This discomfort reaches a pressure point during the climactic subway miscarriage sequence. In three long takes, Żuławski’s camera follows Anna, carrying groceries, as she hurriedly walks through an empty subway platform. We slowly watch Anna’s face fill with a smile that seems to not come from her, but somewhere else. Her expressions become manic as her movements turn frenzied, smashing her bags against the tunnel wall as she slumps to the ground, spilled milk mixing with the blood and pus that oozes from her.
Looking into her eyes, you can find a mixture of anger and confusion at her out of control actions, as if she’s battling something within herself. This can be seen as a metaphor for Anna’s conflicting emotions as she pulls away from her husband and her lover, unsure of her place in the world as both a woman and a hesitant mother. That’s of course not accounting for the 300-pound tentacle monster in the room that is literally changing Anna from the inside out.
A typical scene would not do this moment justice. The only way Adjani could play this abstract, heightened state of mind is through this kind of intense physicality. She is oftentimes tearing at her hands and face, as if struck with delusional parasitosis, desperately trying to exorcise something from within herself. These gestures verge on being Butoh-esque, an extreme style of physical theatre that originated in Japan, notable for expressionist movements counter to traditional forms of performance. Like Adjani’s gestures in this moment, butoh can be erratic and evoke a deep sense of unease.
In the following scene, Anna confides in Mark that she feels split by a concept she refers to as Sister Faith and Sister Chance. To her, she miscarried Sister Faith, and with it her hope in there being some divine force of good in the world. So she’s left only with Sister Chance, as well as the realization that her life is ultimately random and meaningless. This tortuous miscarriage ballet isn’t rooted in the trauma of losing a child, but rather the representation of her loss of the will to live. The performance works because Adjani has given herself emotional stakes so high that they can only be reached through an extreme method of acting.
Sure, her actions are big, her expressions bold, but nothing about Adjani’s performance in Possession is bad.

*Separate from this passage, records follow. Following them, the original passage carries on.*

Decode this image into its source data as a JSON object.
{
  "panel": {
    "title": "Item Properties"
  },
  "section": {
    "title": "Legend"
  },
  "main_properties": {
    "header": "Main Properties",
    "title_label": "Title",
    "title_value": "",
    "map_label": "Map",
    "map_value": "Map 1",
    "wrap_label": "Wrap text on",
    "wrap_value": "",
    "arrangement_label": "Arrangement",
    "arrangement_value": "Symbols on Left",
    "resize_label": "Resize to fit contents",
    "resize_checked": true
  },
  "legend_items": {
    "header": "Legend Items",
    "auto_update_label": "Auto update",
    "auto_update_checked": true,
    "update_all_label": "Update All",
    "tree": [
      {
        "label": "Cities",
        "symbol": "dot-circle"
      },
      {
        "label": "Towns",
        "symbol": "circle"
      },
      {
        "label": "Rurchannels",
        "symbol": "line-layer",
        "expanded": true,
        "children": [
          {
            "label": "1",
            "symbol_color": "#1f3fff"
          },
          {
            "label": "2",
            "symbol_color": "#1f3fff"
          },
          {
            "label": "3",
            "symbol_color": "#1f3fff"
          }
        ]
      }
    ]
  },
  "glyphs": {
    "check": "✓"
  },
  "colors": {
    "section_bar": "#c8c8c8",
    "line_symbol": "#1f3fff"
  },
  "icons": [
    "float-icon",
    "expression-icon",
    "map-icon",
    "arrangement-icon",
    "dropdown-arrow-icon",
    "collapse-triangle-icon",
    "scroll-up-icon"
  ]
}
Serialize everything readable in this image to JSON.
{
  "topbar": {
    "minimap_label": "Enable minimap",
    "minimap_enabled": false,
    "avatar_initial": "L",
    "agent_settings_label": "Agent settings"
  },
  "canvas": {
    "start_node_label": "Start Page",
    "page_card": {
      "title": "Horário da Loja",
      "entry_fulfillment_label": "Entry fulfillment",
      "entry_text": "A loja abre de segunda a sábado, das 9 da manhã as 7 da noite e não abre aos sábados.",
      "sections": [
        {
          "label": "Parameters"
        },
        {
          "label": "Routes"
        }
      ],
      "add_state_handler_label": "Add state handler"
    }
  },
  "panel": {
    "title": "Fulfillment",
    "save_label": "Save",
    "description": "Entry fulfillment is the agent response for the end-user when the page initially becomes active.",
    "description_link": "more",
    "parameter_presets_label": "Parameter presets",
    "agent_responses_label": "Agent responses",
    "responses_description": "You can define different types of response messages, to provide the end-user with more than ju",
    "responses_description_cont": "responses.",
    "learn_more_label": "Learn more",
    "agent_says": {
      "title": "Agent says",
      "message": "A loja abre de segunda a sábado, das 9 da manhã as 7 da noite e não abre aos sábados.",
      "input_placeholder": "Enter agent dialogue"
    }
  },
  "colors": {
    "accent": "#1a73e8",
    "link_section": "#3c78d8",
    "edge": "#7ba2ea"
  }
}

It’s just completely unconventional. Not many actors will take such a radical approach to express complex emotions, and even fewer can do it without making their actions feel forced or untrue, which is one of the reasons why Adjani took home the Best Actress award at the 1981 Cannes Film Festival. Her performance as Anna is the perfect example of how much of an art form acting can really be. This is a vulnerable piece of performance art, rife with metaphor, and apt to be studied and analyzed by acting students and film scholars for years to come.